At the AMD CTO Summit held last week in Monterey, California, AMD put a few members of the press under nondisclosure and gave us an unusually detailed look at unpublished products and plans. Much of it is to be kept under wraps, but we were given leave to carry a few facts home to our constituents, including some related to the state of AMD's manufacturing process engineering.
In assessing these facts, three ancient axioms come to mind: Nice guys finish last, slow and steady wins the race, and haste makes waste. I'll let you plug these in as the story unfolds.
FUD (fear, uncertainty and doubt) marketing hits harder now than ever, when investors and analysts fancy themselves armchair experts in semiconductor process technology, and it's not in AMD's character to fight Intel's FUD with fire. It's trying to fight it with facts instead, hoping, perhaps unrealistically, that someone will listen. Intel claims that AMD is ill-equipped to upsize from 200 mm silicon wafers to the 300 mm wafer diameter that's standard at Intel. Wider wafers equates to more chips per wafer, and therefore to potentially higher manufacturing output. However, Intel leaves some elements out of this plot. AMD claims that its yields lead the industry, meaning that it consistently pulls more perfect chips from each manufacturing run than the average, so it hadn't the need to kick up to larger wafers to offset the number of bum chips per run. AMD partners with IBM to develop, test, and prepare each new process so that its kinks are worked out before that process hits manufacturing, rather than working them out on the manufacturing floor.
The methods that AMD and IBM have cooked up take time to manifest as finished product, but the companies use that time to do little side jobs such as periodically reinventing the transistor. The transistor innovation that AMD and IBM have developed brought most of the advantages of process shrink, like lower power consumption and reduced leakage in a transistor's off state, to manufacturing. As a result, AMD carried its present process, 65 nm (which is Intel's standard as well), into production only when its benefits exceeded those delivered by transistor evolution and not as a reaction to Intel or any other competitor. Each generation of AMD64 has increased clock and bus speed, and carried CPUs from single to dual-core, and yet AMD has managed to keep power consumption and heat absolutely flat. As a result, Opteron and Athlon FX, AMD's two leading chip lines, have years-long stability in power, cooling and socket specifications, enabling competition among third party chip set and motherboard makers. Features like hardware RAID, virus protection, firewall and safe overclocking are uncommon among Intel-branded chip sets, but are found frequently even in desktop chip sets made by NVidia and VIA, as well as by AMD's ATI division.

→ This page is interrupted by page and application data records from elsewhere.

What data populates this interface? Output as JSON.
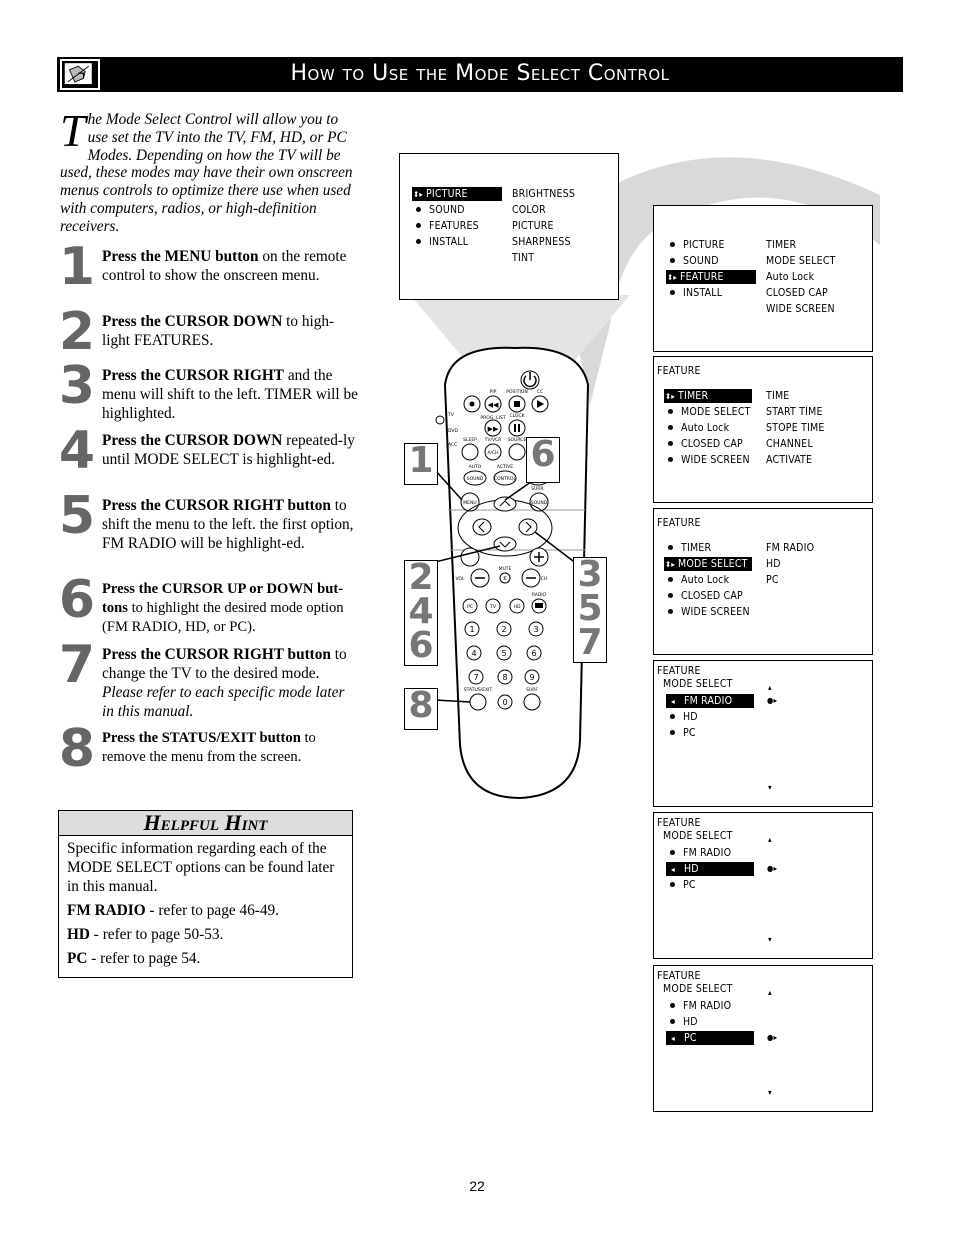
{
  "header": {
    "title": "How to Use the Mode Select Control",
    "icon": "remote-hand-icon"
  },
  "intro": {
    "dropcap": "T",
    "text": "he Mode Select Control will allow you to use set the TV into the TV, FM, HD, or PC Modes. Depending on how the TV will be used, these modes may have their own onscreen menus controls to optimize there use when used with computers, radios, or high-definition receivers."
  },
  "steps": [
    {
      "number": "1",
      "bold": "Press the MENU button",
      "text": " on the remote control to show the onscreen menu.",
      "italic": ""
    },
    {
      "number": "2",
      "bold": "Press the CURSOR DOWN",
      "text": " to high-light FEATURES.",
      "italic": ""
    },
    {
      "number": "3",
      "bold": "Press the CURSOR RIGHT",
      "text": " and the menu will shift to the left. TIMER will be highlighted.",
      "italic": ""
    },
    {
      "number": "4",
      "bold": "Press the CURSOR DOWN",
      "text": " repeated-ly until MODE SELECT is highlight-ed.",
      "italic": ""
    },
    {
      "number": "5",
      "bold": "Press the CURSOR RIGHT button",
      "text": " to shift the menu to the left. the first option, FM RADIO will be highlight-ed.",
      "italic": ""
    },
    {
      "number": "6",
      "bold": "Press the CURSOR UP or DOWN but-tons",
      "text": " to highlight the desired mode option (FM RADIO, HD, or PC).",
      "italic": ""
    },
    {
      "number": "7",
      "bold": "Press the CURSOR RIGHT button",
      "text": " to change the TV to the desired mode. ",
      "italic": "Please refer to each specific mode later in this manual."
    },
    {
      "number": "8",
      "bold": "Press the STATUS/EXIT button",
      "text": " to remove the menu from the screen.",
      "italic": ""
    }
  ],
  "hint": {
    "title": "Helpful Hint",
    "intro": "Specific information regarding each of the MODE SELECT options can be found later in this manual.",
    "refs": [
      {
        "bold": "FM RADIO",
        "text": " - refer to page 46-49."
      },
      {
        "bold": "HD",
        "text": " - refer to page 50-53."
      },
      {
        "bold": "PC",
        "text": " - refer to page 54."
      }
    ]
  },
  "screens": {
    "main": {
      "left": [
        {
          "label": "PICTURE",
          "highlighted": true
        },
        {
          "label": "SOUND",
          "highlighted": false
        },
        {
          "label": "FEATURES",
          "highlighted": false
        },
        {
          "label": "INSTALL",
          "highlighted": false
        }
      ],
      "right": [
        "BRIGHTNESS",
        "COLOR",
        "PICTURE",
        "SHARPNESS",
        "TINT"
      ]
    },
    "feature_main": {
      "left": [
        {
          "label": "PICTURE",
          "highlighted": false
        },
        {
          "label": "SOUND",
          "highlighted": false
        },
        {
          "label": "FEATURE",
          "highlighted": true
        },
        {
          "label": "INSTALL",
          "highlighted": false
        }
      ],
      "right": [
        "TIMER",
        "MODE SELECT",
        "Auto Lock",
        "CLOSED CAP",
        "WIDE SCREEN"
      ]
    },
    "feature_timer": {
      "title": "FEATURE",
      "left": [
        {
          "label": "TIMER",
          "highlighted": true
        },
        {
          "label": "MODE SELECT",
          "highlighted": false
        },
        {
          "label": "Auto Lock",
          "highlighted": false
        },
        {
          "label": "CLOSED CAP",
          "highlighted": false
        },
        {
          "label": "WIDE SCREEN",
          "highlighted": false
        }
      ],
      "right": [
        "TIME",
        "START TIME",
        "STOPE TIME",
        "CHANNEL",
        "ACTIVATE"
      ]
    },
    "feature_mode": {
      "title": "FEATURE",
      "left": [
        {
          "label": "TIMER",
          "highlighted": false
        },
        {
          "label": "MODE SELECT",
          "highlighted": true
        },
        {
          "label": "Auto Lock",
          "highlighted": false
        },
        {
          "label": "CLOSED CAP",
          "highlighted": false
        },
        {
          "label": "WIDE SCREEN",
          "highlighted": false
        }
      ],
      "right": [
        "FM RADIO",
        "HD",
        "PC"
      ]
    },
    "mode_fm": {
      "title": "FEATURE",
      "subtitle": "MODE SELECT",
      "options": [
        {
          "label": "FM RADIO",
          "highlighted": true
        },
        {
          "label": "HD",
          "highlighted": false
        },
        {
          "label": "PC",
          "highlighted": false
        }
      ]
    },
    "mode_hd": {
      "title": "FEATURE",
      "subtitle": "MODE SELECT",
      "options": [
        {
          "label": "FM RADIO",
          "highlighted": false
        },
        {
          "label": "HD",
          "highlighted": true
        },
        {
          "label": "PC",
          "highlighted": false
        }
      ]
    },
    "mode_pc": {
      "title": "FEATURE",
      "subtitle": "MODE SELECT",
      "options": [
        {
          "label": "FM RADIO",
          "highlighted": false
        },
        {
          "label": "HD",
          "highlighted": false
        },
        {
          "label": "PC",
          "highlighted": true
        }
      ]
    }
  },
  "remote": {
    "labels": {
      "pip": "PIP",
      "position": "POSITION",
      "cc": "CC",
      "prog_list": "PROG. LIST",
      "clock": "CLOCK",
      "tv": "TV",
      "dvd": "DVD",
      "acc": "ACC",
      "sleep": "SLEEP",
      "tv_vcr": "TV/VCR",
      "source": "SOURCE",
      "auto": "AUTO",
      "active": "ACTIVE",
      "ach": "A/CH",
      "sound": "SOUND",
      "control": "CONTROL",
      "surf_label": "SURF",
      "menu": "MENU",
      "surr": "SURR.",
      "surr_sound": "SOUND",
      "vol": "VOL",
      "mute": "MUTE",
      "ch": "CH",
      "radio": "RADIO",
      "pc": "PC",
      "tv_btn": "TV",
      "hd": "HD",
      "status_exit": "STATUS/EXIT",
      "surf": "SURF",
      "digits": [
        "1",
        "2",
        "3",
        "4",
        "5",
        "6",
        "7",
        "8",
        "9",
        "0"
      ]
    },
    "callouts": [
      "1",
      "6",
      "2\n4\n6",
      "3\n5\n7",
      "8"
    ]
  },
  "page_number": "22"
}
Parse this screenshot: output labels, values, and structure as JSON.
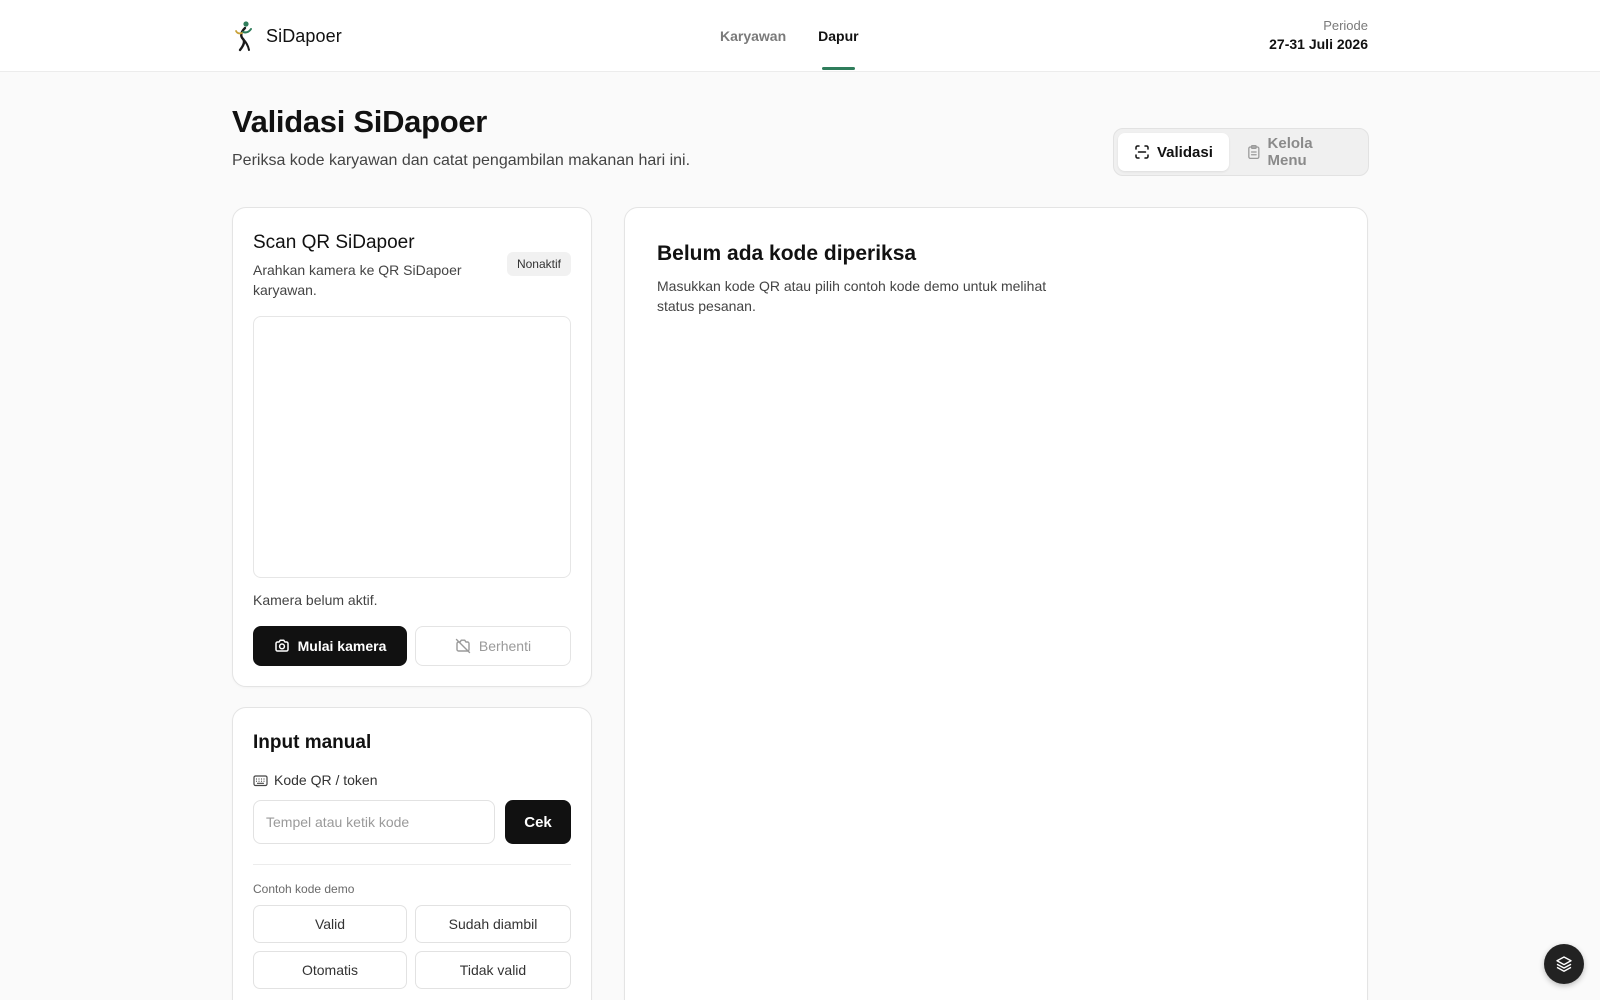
{
  "header": {
    "brand_name": "SiDapoer",
    "logo_icon": "runner-logo",
    "nav": [
      {
        "label": "Karyawan",
        "active": false
      },
      {
        "label": "Dapur",
        "active": true
      }
    ],
    "period_label": "Periode",
    "period_value": "27-31 Juli 2026",
    "accent_color": "#2f7d5b"
  },
  "page": {
    "title": "Validasi SiDapoer",
    "subtitle": "Periksa kode karyawan dan catat pengambilan makanan hari ini.",
    "mode_toggle": [
      {
        "label": "Validasi",
        "icon": "scan-icon",
        "active": true
      },
      {
        "label": "Kelola Menu",
        "icon": "clipboard-icon",
        "active": false
      }
    ]
  },
  "scan": {
    "title": "Scan QR SiDapoer",
    "description": "Arahkan kamera ke QR SiDapoer karyawan.",
    "badge": "Nonaktif",
    "camera_status": "Kamera belum aktif.",
    "start_label": "Mulai kamera",
    "stop_label": "Berhenti"
  },
  "manual": {
    "title": "Input manual",
    "code_label": "Kode QR / token",
    "input_value": "",
    "input_placeholder": "Tempel atau ketik kode",
    "check_label": "Cek",
    "demo_label": "Contoh kode demo",
    "demo_codes": [
      "Valid",
      "Sudah diambil",
      "Otomatis",
      "Tidak valid"
    ]
  },
  "result": {
    "title": "Belum ada kode diperiksa",
    "description": "Masukkan kode QR atau pilih contoh kode demo untuk melihat status pesanan."
  },
  "floating_button_icon": "layers-icon"
}
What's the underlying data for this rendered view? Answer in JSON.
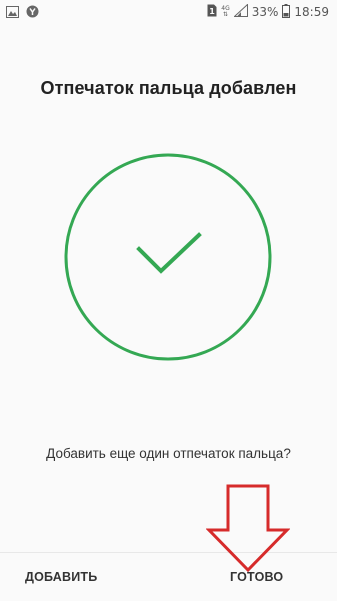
{
  "status_bar": {
    "sim_label": "1",
    "network_label": "4G",
    "battery_percent": "33%",
    "time": "18:59",
    "icons": [
      "gallery-icon",
      "yandex-icon",
      "sim-icon",
      "signal-icon",
      "battery-icon"
    ]
  },
  "screen": {
    "title": "Отпечаток пальца добавлен",
    "question": "Добавить еще один отпечаток пальца?",
    "success_icon": "checkmark-circle-icon"
  },
  "bottom_bar": {
    "add_label": "ДОБАВИТЬ",
    "done_label": "ГОТОВО"
  },
  "colors": {
    "accent_green": "#34a853",
    "annotation_red": "#d62b2b",
    "background": "#fafafa",
    "text": "#222222"
  }
}
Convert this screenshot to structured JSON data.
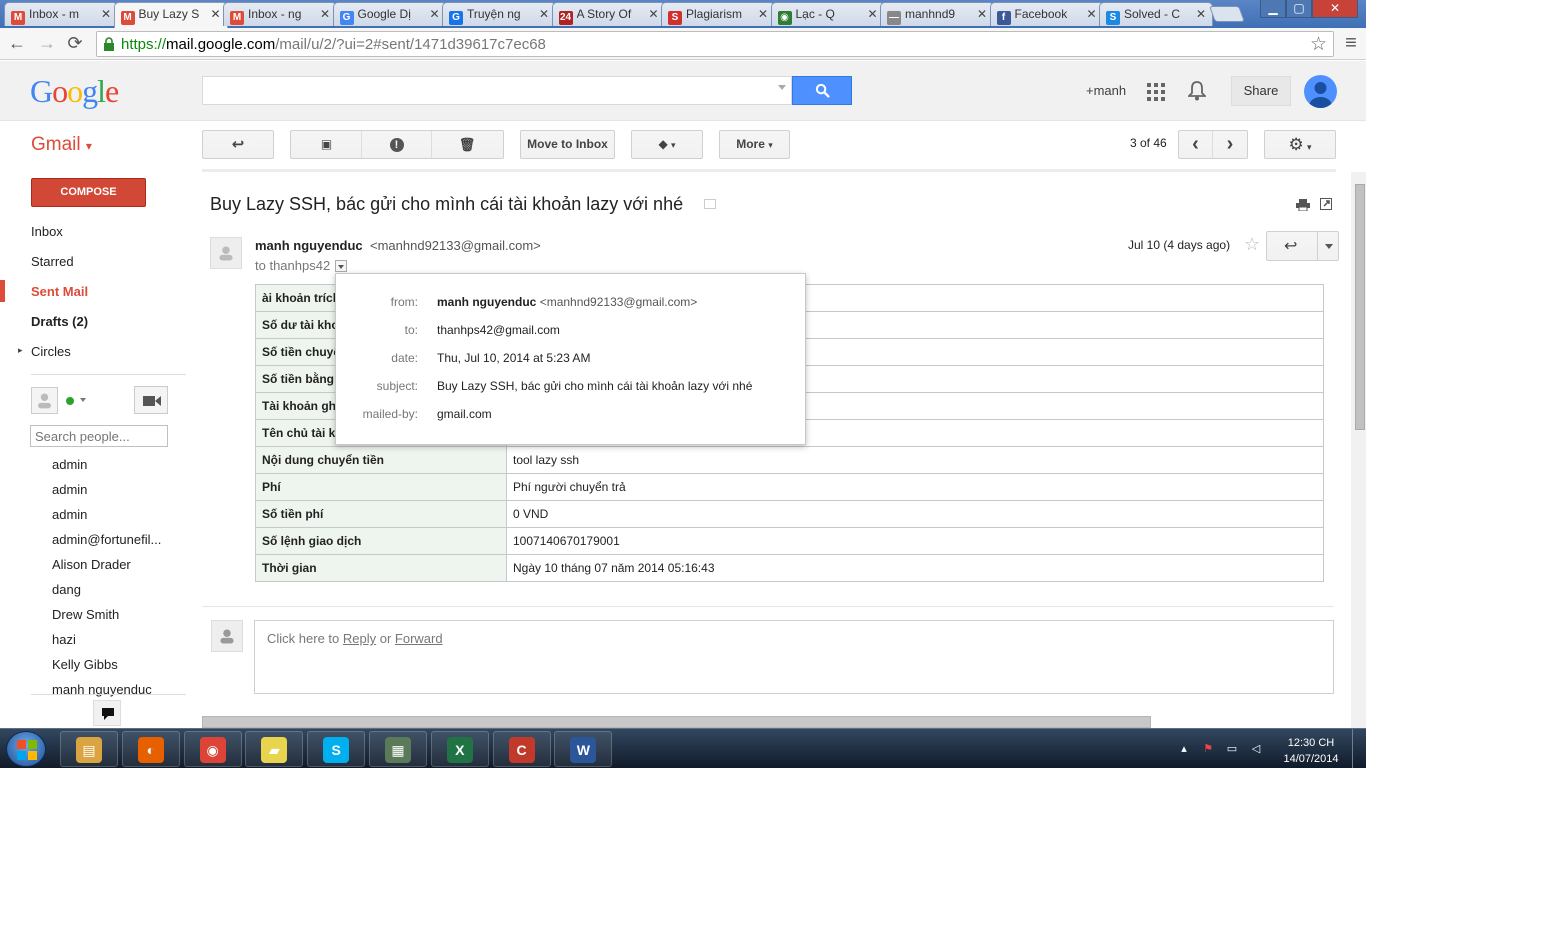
{
  "browser": {
    "tabs": [
      {
        "label": "Inbox - m",
        "fav": "M",
        "color": "#dd4b39"
      },
      {
        "label": "Buy Lazy S",
        "fav": "M",
        "color": "#dd4b39"
      },
      {
        "label": "Inbox - ng",
        "fav": "M",
        "color": "#dd4b39"
      },
      {
        "label": "Google Dị",
        "fav": "G",
        "color": "#4285f4"
      },
      {
        "label": "Truyện ng",
        "fav": "G",
        "color": "#1a73e8"
      },
      {
        "label": "A Story Of",
        "fav": "24",
        "color": "#b22222"
      },
      {
        "label": "Plagiarism",
        "fav": "S",
        "color": "#d32f2f"
      },
      {
        "label": "Lạc - Q",
        "fav": "◉",
        "color": "#2e7d32"
      },
      {
        "label": "manhnd9",
        "fav": "—",
        "color": "#888888"
      },
      {
        "label": "Facebook",
        "fav": "f",
        "color": "#3b5998"
      },
      {
        "label": "Solved - C",
        "fav": "S",
        "color": "#1e88e5"
      }
    ],
    "close_glyph": "✕",
    "window_buttons": {
      "minimize": "▁",
      "maximize": "▢",
      "close": "✕"
    },
    "url": {
      "scheme": "https://",
      "host": "mail.google.com",
      "path": "/mail/u/2/?ui=2#sent/1471d39617c7ec68"
    },
    "nav_icons": [
      "back-arrow-icon",
      "forward-arrow-icon",
      "reload-icon"
    ],
    "nav_glyphs": {
      "back": "←",
      "forward": "→",
      "reload": "⟳",
      "star": "☆",
      "menu": "≡"
    }
  },
  "header": {
    "logo": [
      {
        "ch": "G",
        "color": "#4285f4"
      },
      {
        "ch": "o",
        "color": "#ea4335"
      },
      {
        "ch": "o",
        "color": "#fbbc05"
      },
      {
        "ch": "g",
        "color": "#4285f4"
      },
      {
        "ch": "l",
        "color": "#34a853"
      },
      {
        "ch": "e",
        "color": "#ea4335"
      }
    ],
    "search_value": "",
    "plus_name": "+manh",
    "share_label": "Share",
    "apps_icon": "apps-grid-icon",
    "notification_icon": "bell-icon"
  },
  "gmail": {
    "label": "Gmail",
    "label_arrow": "▾",
    "compose": "COMPOSE",
    "toolbar": {
      "move_to_inbox": "Move to Inbox",
      "more": "More",
      "caret": "▾",
      "page_info": "3 of 46",
      "glyphs": {
        "back": "↩",
        "archive": "▣",
        "spam": "!",
        "trash": "🗑",
        "label": "◆",
        "prev": "‹",
        "next": "›",
        "settings": "⚙"
      }
    },
    "nav": [
      {
        "label": "Inbox",
        "style": ""
      },
      {
        "label": "Starred",
        "style": ""
      },
      {
        "label": "Sent Mail",
        "style": "active"
      },
      {
        "label": "Drafts (2)",
        "style": "bold"
      },
      {
        "label": "Circles",
        "style": ""
      }
    ],
    "circles_caret": "▸",
    "search_people_placeholder": "Search people...",
    "contacts": [
      "admin",
      "admin",
      "admin",
      "admin@fortunefil...",
      "Alison Drader",
      "dang",
      "Drew Smith",
      "hazi",
      "Kelly Gibbs",
      "manh nguyenduc"
    ]
  },
  "email": {
    "subject": "Buy Lazy SSH, bác gửi cho mình cái tài khoản lazy với nhé",
    "sender_name": "manh nguyenduc",
    "sender_email": "<manhnd92133@gmail.com>",
    "to_line": "to thanhps42",
    "date": "Jul 10 (4 days ago)",
    "star": "☆",
    "reply_glyph": "↩",
    "rows": [
      {
        "k": "ài khoản trích",
        "v": ""
      },
      {
        "k": "Số dư tài kho",
        "v": ""
      },
      {
        "k": "Số tiền chuyể",
        "v": ""
      },
      {
        "k": "Số tiền bằng",
        "v": ""
      },
      {
        "k": "Tài khoản ghi",
        "v": ""
      },
      {
        "k": "Tên chủ tài kl",
        "v": ""
      },
      {
        "k": "Nội dung chuyển tiền",
        "v": "tool lazy ssh"
      },
      {
        "k": "Phí",
        "v": "Phí người chuyển trả"
      },
      {
        "k": "Số tiền phí",
        "v": "0 VND"
      },
      {
        "k": "Số lệnh giao dịch",
        "v": "1007140670179001"
      },
      {
        "k": "Thời gian",
        "v": "Ngày 10 tháng 07 năm 2014 05:16:43"
      }
    ],
    "details": {
      "from_label": "from:",
      "from_name": "manh nguyenduc",
      "from_email": "<manhnd92133@gmail.com>",
      "to_label": "to:",
      "to_value": "thanhps42@gmail.com",
      "date_label": "date:",
      "date_value": "Thu, Jul 10, 2014 at 5:23 AM",
      "subject_label": "subject:",
      "subject_value": "Buy Lazy SSH, bác gửi cho mình cái tài khoản lazy với nhé",
      "mailedby_label": "mailed-by:",
      "mailedby_value": "gmail.com"
    },
    "reply_prompt": "Click here to ",
    "reply_link": "Reply",
    "or_text": " or ",
    "forward_link": "Forward"
  },
  "taskbar": {
    "apps": [
      {
        "name": "explorer",
        "glyph": "▤",
        "color": "#d9a441"
      },
      {
        "name": "firefox",
        "glyph": "◐",
        "color": "#e66000"
      },
      {
        "name": "chrome",
        "glyph": "◉",
        "color": "#db4437"
      },
      {
        "name": "sticky-notes",
        "glyph": "▰",
        "color": "#e8d44d"
      },
      {
        "name": "skype",
        "glyph": "S",
        "color": "#00aff0"
      },
      {
        "name": "task-manager",
        "glyph": "▦",
        "color": "#5a7a5a"
      },
      {
        "name": "excel",
        "glyph": "X",
        "color": "#217346"
      },
      {
        "name": "ccleaner",
        "glyph": "C",
        "color": "#c0392b"
      },
      {
        "name": "word",
        "glyph": "W",
        "color": "#2b579a"
      }
    ],
    "tray_glyphs": {
      "caret": "▴",
      "flag": "⚑",
      "network": "▭",
      "volume": "◁"
    },
    "time": "12:30 CH",
    "date": "14/07/2014"
  }
}
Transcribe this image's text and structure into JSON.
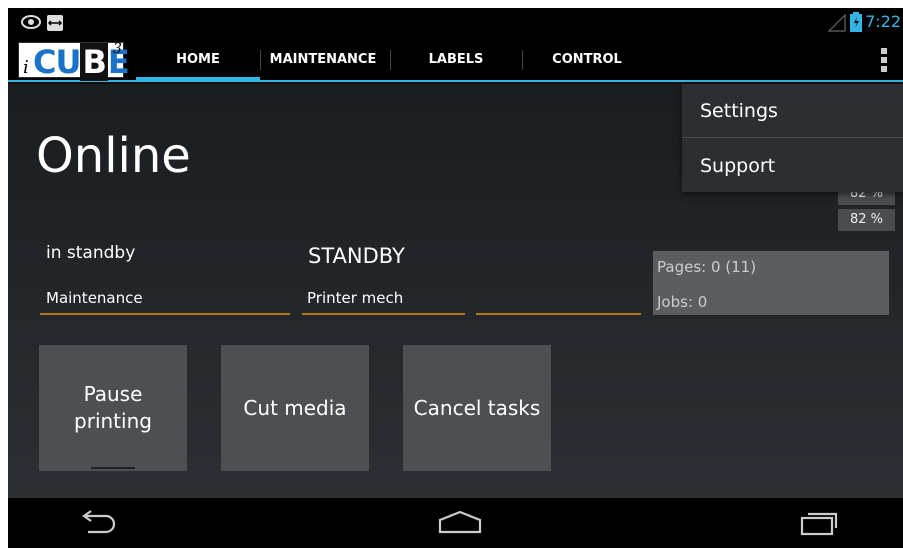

Regardless of size and position in the market, there is usually a gap between what a company says and what it does. These are hard to find at AMD. At the CTO Summit, AMD laid out a fully-finished 300 mm wafer to touch and photograph, and we were shown specifics on the fab rollout schedule for AMD's 45 nm process. We got an advance look at new AMD/ATI chip set technology as well, along with a completely new and radical AMD CPU, the non-disclosures on which lift this month. AMD is not running behind Intel. It is simply not practicing reactive engineering, and if you pay attention, you'll see that AMD's take on 45 nm process, 300 mm wafers, desktop chipsets and dual-core mobile architecture are more than mere snapshots of the marketed leading edge, which is a coat of gloss on the present. AMD, through its partnership with IBM, defines the leading edge. Watch.